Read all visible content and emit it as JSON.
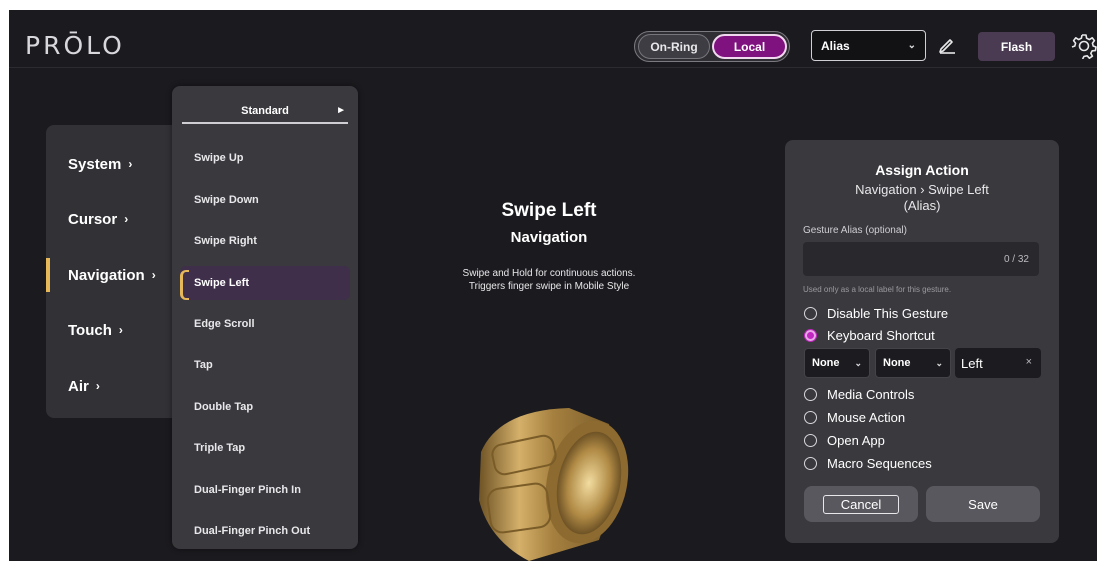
{
  "header": {
    "logo": "PRŌLO",
    "mode_toggle": {
      "on_ring": "On-Ring",
      "local": "Local",
      "selected": "Local"
    },
    "alias_select": "Alias",
    "flash_label": "Flash"
  },
  "categories": [
    {
      "label": "System",
      "arrow": "›",
      "active": false
    },
    {
      "label": "Cursor",
      "arrow": "›",
      "active": false
    },
    {
      "label": "Navigation",
      "arrow": "›",
      "active": true
    },
    {
      "label": "Touch",
      "arrow": "›",
      "active": false
    },
    {
      "label": "Air",
      "arrow": "›",
      "active": false
    }
  ],
  "gesture_menu": {
    "header": "Standard",
    "header_arrow": "►",
    "items": [
      "Swipe Up",
      "Swipe Down",
      "Swipe Right",
      "Swipe Left",
      "Edge Scroll",
      "Tap",
      "Double Tap",
      "Triple Tap",
      "Dual-Finger Pinch In",
      "Dual-Finger Pinch Out"
    ],
    "active_index": 3
  },
  "center": {
    "title": "Swipe Left",
    "subtitle": "Navigation",
    "description_line1": "Swipe and Hold for continuous actions.",
    "description_line2": "Triggers finger swipe in Mobile Style"
  },
  "assign": {
    "title": "Assign Action",
    "path": "Navigation › Swipe Left",
    "path_alias": "(Alias)",
    "alias_label": "Gesture Alias (optional)",
    "alias_value": "",
    "alias_count": "0 / 32",
    "alias_hint": "Used only as a local label for this gesture.",
    "options": {
      "disable": "Disable This Gesture",
      "keyboard": "Keyboard Shortcut",
      "media": "Media Controls",
      "mouse": "Mouse Action",
      "open_app": "Open App",
      "macro": "Macro Sequences"
    },
    "selected_option": "Keyboard Shortcut",
    "modifier1": "None",
    "modifier2": "None",
    "key": "Left",
    "key_clear": "×",
    "cancel_label": "Cancel",
    "save_label": "Save"
  },
  "colors": {
    "background": "#1b1a1e",
    "panel": "#3a393e",
    "accent_purple": "#80127f",
    "accent_gold": "#e7b85a",
    "ring_gold": "#b8934e"
  },
  "icons": {
    "edit": "pencil-icon",
    "settings": "gear-icon",
    "dropdown": "chevron-down-icon"
  }
}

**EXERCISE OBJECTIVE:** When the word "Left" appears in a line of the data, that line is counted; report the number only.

**OUTPUT FOR THIS EXERCISE:** 4